Make the property secure, change locks and drain water systems or provide low level heating in winter months. Remove waste food and empty indoor waste bins. Make a photographic record of the condition of the property.
8. Advise Landlord
Facilitate accompanied landlord visit where possible and take instructions.
Tenants may not have abandoned the property but be ‘missing’ due to:-
• Prolonged and unexpected absence on holiday
Enquiries from neighbours, employers or next of kin if known must be carefully managed and recorded in writing.
10. Beyond Reasonable Doubt
Once agents have established beyond reasonable doubt that the property has been abandoned, a permanent notice should be fixed to the door(s) of the property including:-
• Tenant’s name
• Property address
• Agent’s name, address and contact details
• Instructions to the tenant that the agent believes the property to be abandoned
• The agent should be contacted immediately
• If no contact is made within 14 days, the tenant will be deemed to have abandoned the tenancy
• The notice should be signed and witnessed by the agent
Once the notice has expired the agent/ landlord can take possession of the property. Section 8 Notices should have expired meanwhile so that a mandatory Possession Order can be obtained as a belt and braces approach.
12. Duty to the tenant
Every reasonable precaution should be taken to avoid taking possession of a property that has not been abandoned but left vacant by the tenants through no fault of their own.
13. The tenant’s personal goods
These remain the property of the tenant and may not be disposed of without reasonable cause.
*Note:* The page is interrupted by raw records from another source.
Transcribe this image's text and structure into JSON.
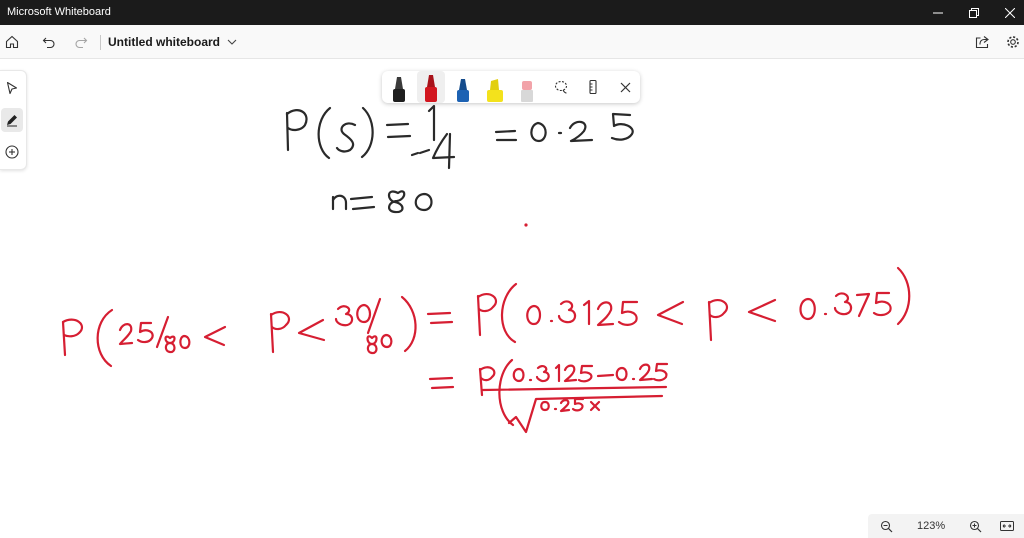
{
  "window": {
    "title": "Microsoft Whiteboard"
  },
  "toolbar": {
    "document_title": "Untitled whiteboard"
  },
  "zoom": {
    "value": "123%"
  },
  "icons": {
    "home": "home-icon",
    "undo": "undo-icon",
    "redo": "redo-icon",
    "chevron": "chevron-down-icon",
    "share": "share-icon",
    "settings": "gear-icon",
    "select": "pointer-icon",
    "draw": "pen-icon",
    "add": "add-icon",
    "lasso": "lasso-icon",
    "ruler": "ruler-icon",
    "close": "close-icon",
    "zoom_out": "zoom-out-icon",
    "zoom_in": "zoom-in-icon",
    "fit": "fit-to-screen-icon"
  },
  "pens": [
    {
      "name": "black-pen",
      "color": "#1f1f1f"
    },
    {
      "name": "red-pen",
      "color": "#d2161f",
      "selected": true
    },
    {
      "name": "blue-pen",
      "color": "#1d62b3"
    },
    {
      "name": "yellow-highlighter",
      "color": "#f3e21c"
    },
    {
      "name": "eraser",
      "color": "#f2a3a9"
    }
  ],
  "colors": {
    "ink_black": "#2a2a2a",
    "ink_red": "#d61e32",
    "titlebar": "#1b1b1b"
  }
}
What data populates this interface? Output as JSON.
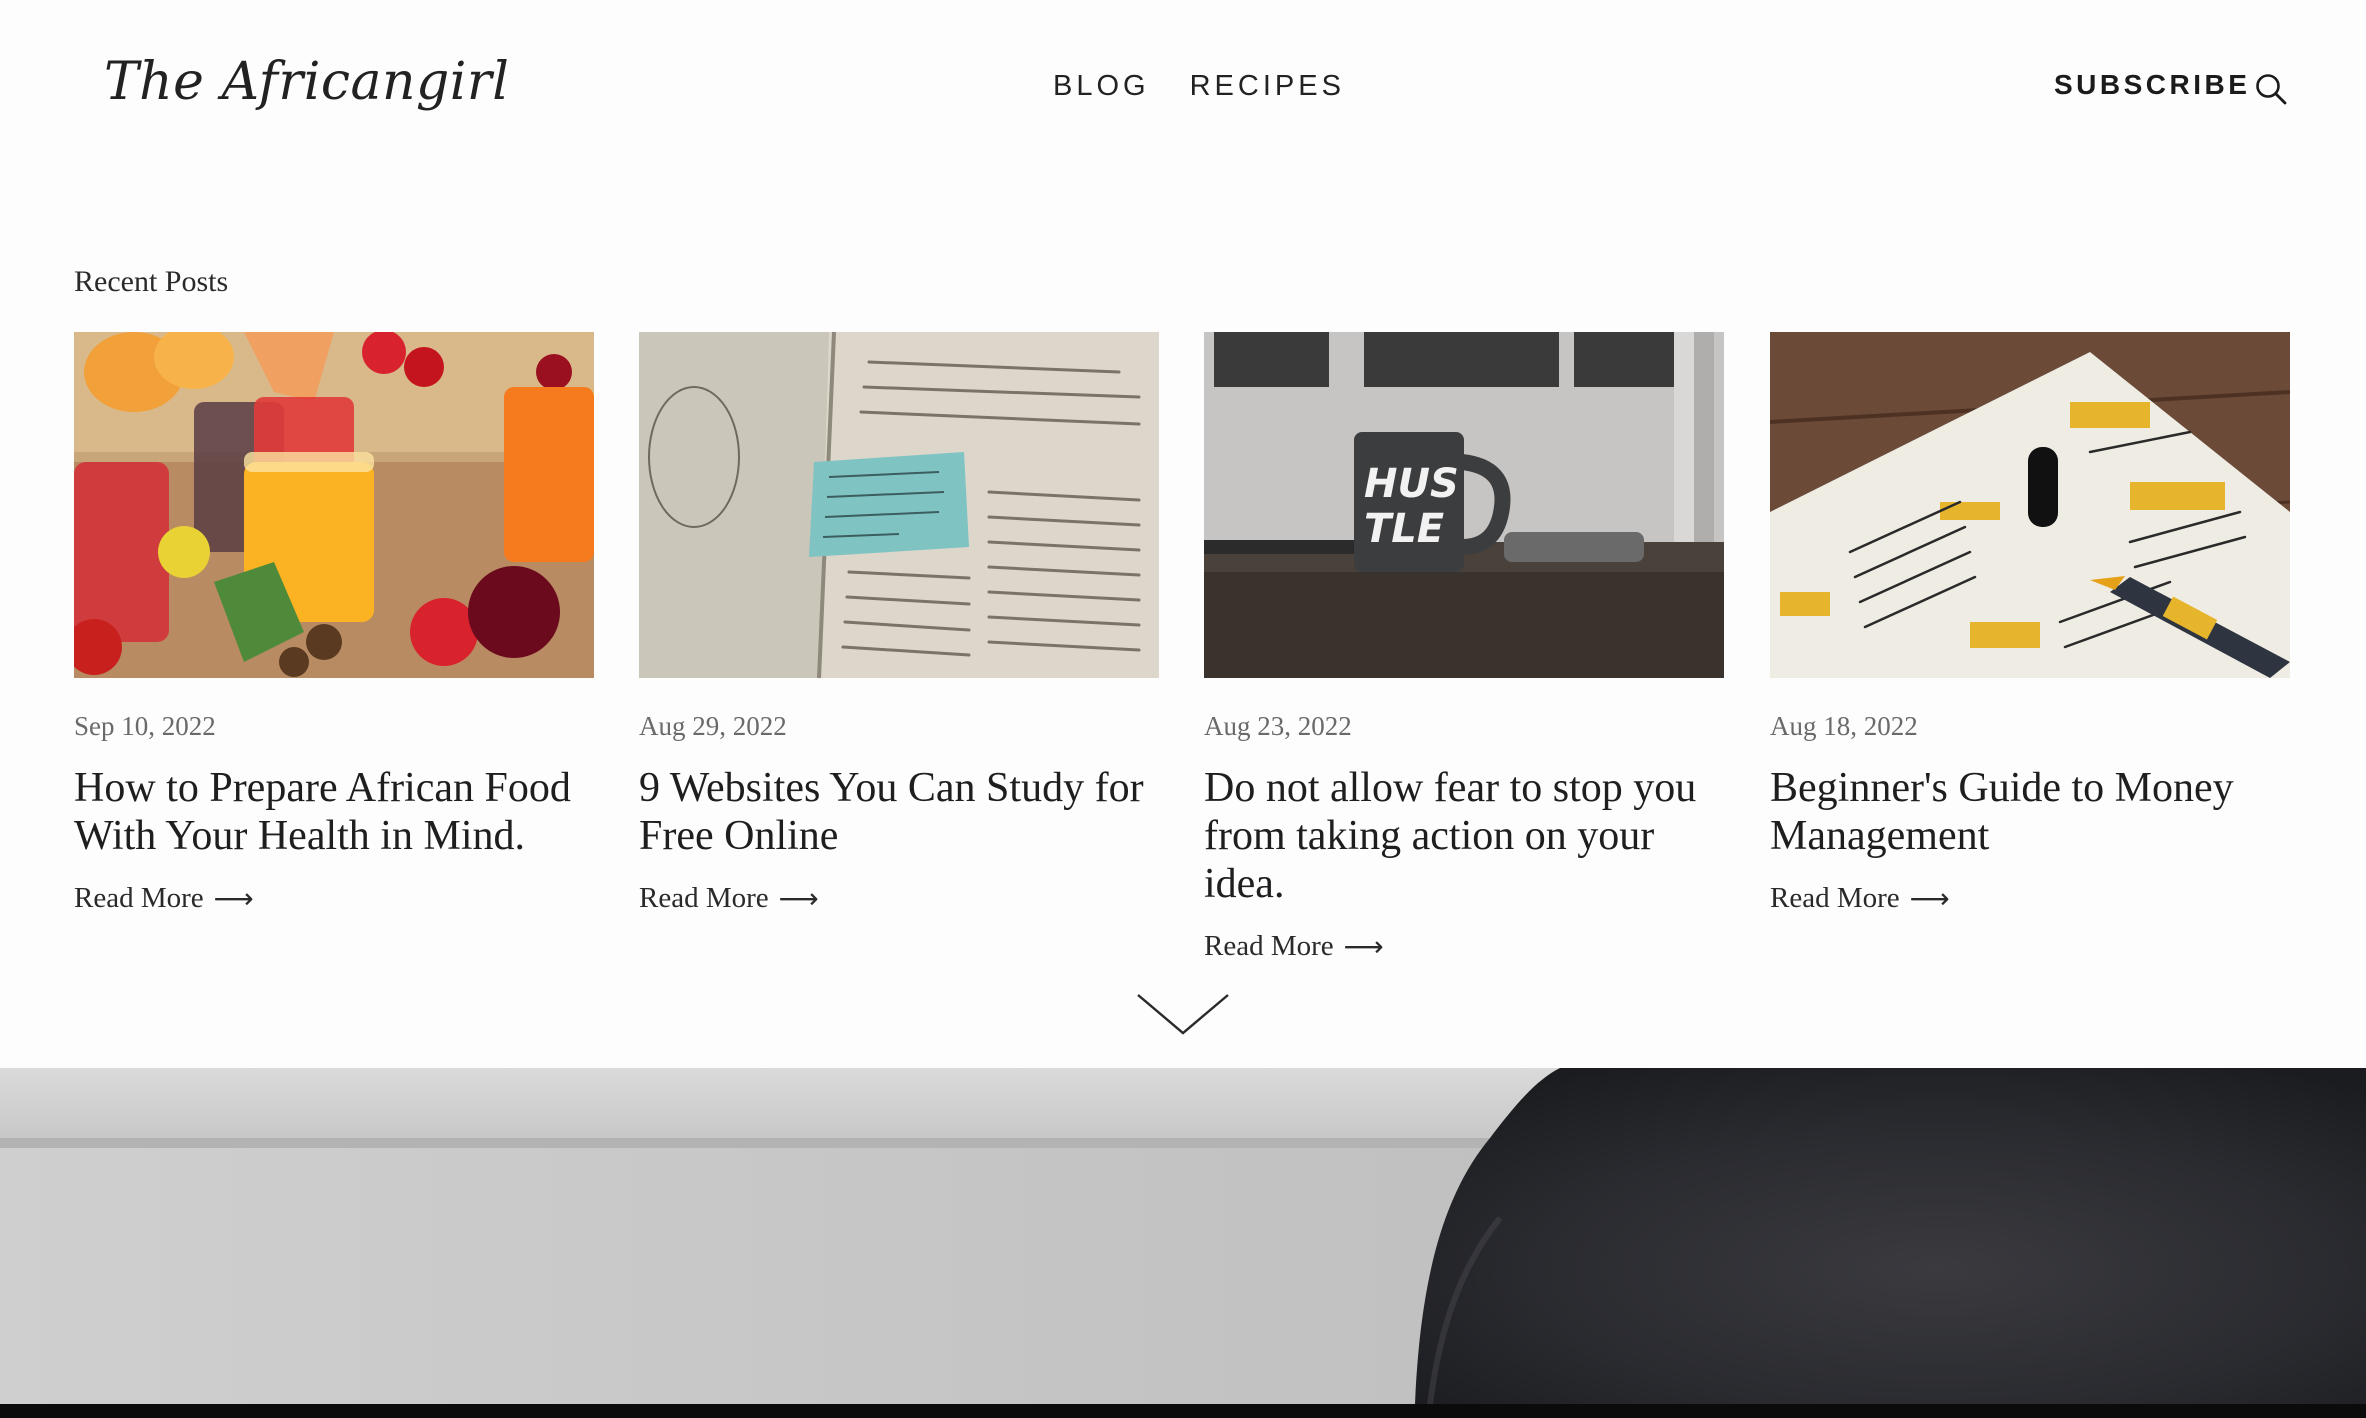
{
  "header": {
    "logo_text": "The Africangirl",
    "nav": [
      {
        "label": "BLOG"
      },
      {
        "label": "RECIPES"
      }
    ],
    "subscribe_label": "SUBSCRIBE",
    "search_icon": "search-icon"
  },
  "recent_posts": {
    "heading": "Recent Posts",
    "read_more_label": "Read More",
    "posts": [
      {
        "date": "Sep 10, 2022",
        "title": "How to Prepare African Food With Your Health in Mind.",
        "image": "fruit-juices-photo"
      },
      {
        "date": "Aug 29, 2022",
        "title": "9 Websites You Can Study for Free Online",
        "image": "open-book-sticky-note-photo"
      },
      {
        "date": "Aug 23, 2022",
        "title": "Do not allow fear to stop you from taking action on your idea.",
        "image": "hustle-mug-photo"
      },
      {
        "date": "Aug 18, 2022",
        "title": "Beginner's Guide to Money Management",
        "image": "notebook-doodles-photo"
      }
    ]
  },
  "scroll_icon": "chevron-down-icon",
  "hero_image": "woman-hair-photo"
}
However, left food, soiled clothing and bed linen can be bagged up and taken to the local tip together with damaged and broken furniture and effects. Items in good useable condition should be listed and stored for a period of two to three months dependent on size and value. Eventual disposal rarely brings any reward, but proceeds of sale, if any, can be offset against sums due from the tenant. Local charities will often collect unwanted but useful items free of charge. Mail should be marked RTS in bold letters with the words GONE AWAY, ADDRESS UNKNOWN written boldly on the envelope in capital letters. Direct mail and free newspapers are best placed in a waste paper bin and removed from the property before cleaning and refurbishment. A pile of unwanted mail on the inside doormat is a real disincentive to potential new tenants viewing the property.
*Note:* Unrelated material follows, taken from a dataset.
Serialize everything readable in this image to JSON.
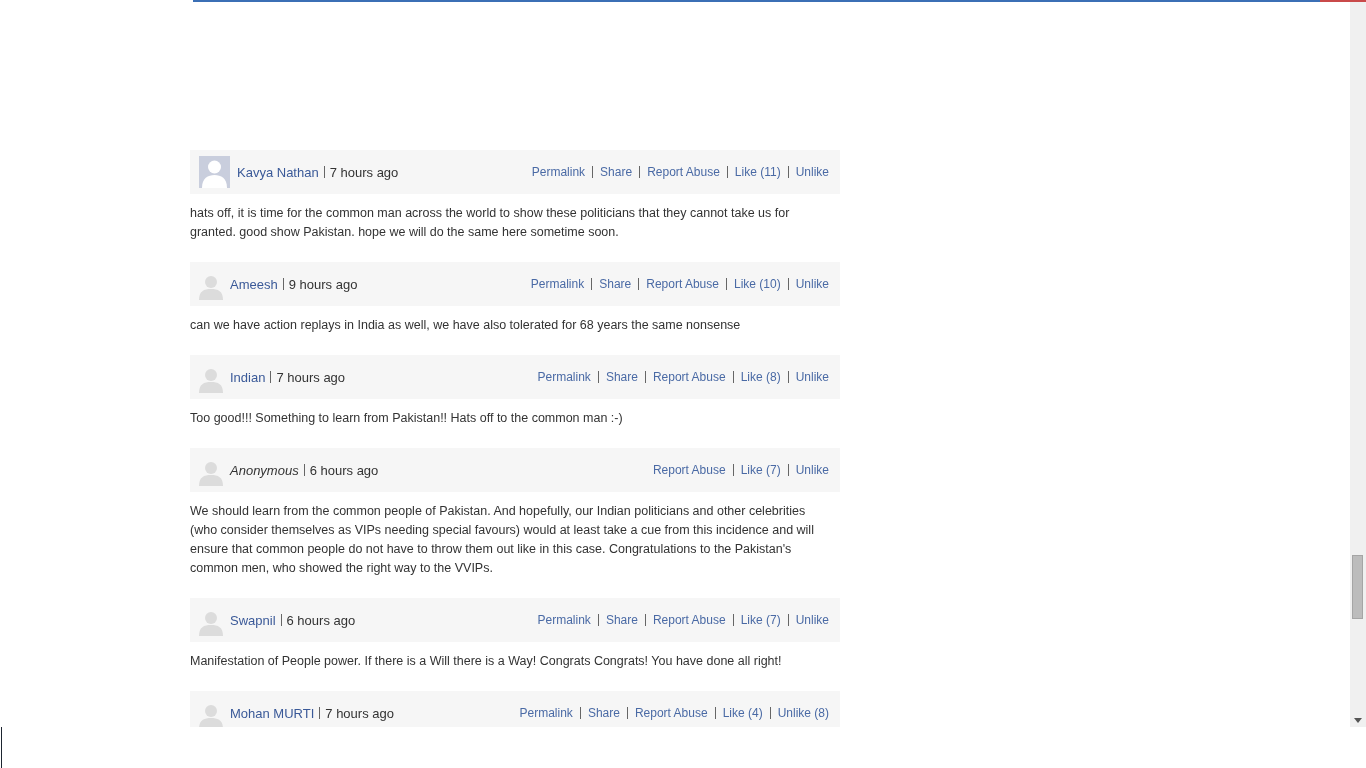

14. Reducing the problem
Tracing a defaulting tenant and checking whether abandonment has taken place is easier if a full set of information is obtained from the tenant as part of the pre-tenancy and referencing process and should include all of the following, in addition to referees’ names and addresses and telephone numbers.
• Next of kin (2), family members, not friends’ addresses, telephone numbers and relationships
• Full details of employers, department head name and telephone number with course and tutor details for students
• Car; make, model, colour, registration number; details of finance company if applicable
• NHI number
• Photograph of passport and driving licence Any tracing agent provided with this information should be able to find the defaulter within 14 days.
15. Where do they go?
Rarely very far, those who move away long distances or go abroad almost always return to their home territory within a few months or at the most after a year. So keep a look out!
16. What do they leave behind?
Furniture and personal effects are common currency. What kind of relationship breakdown leaves children’s toys, clothes, cot and pram in an abandoned home? Fish are awkward to move and dogs are, sadly, abandoned or turned loose. One of Practitioner’s pet cats was one of two tiny kittens left without food and water in a flat that was found beautifully clean but totally empty after the keys were put through the agent’s office letter box over a weekend.
Abandonments are cost and trouble to landlords and agents; but it should be remembered that each instance isn’t necessarily a cynical skipping of rent obligations; it usually represents a personal tragedy, the loss of a home that was once a place of love, hope and ambition.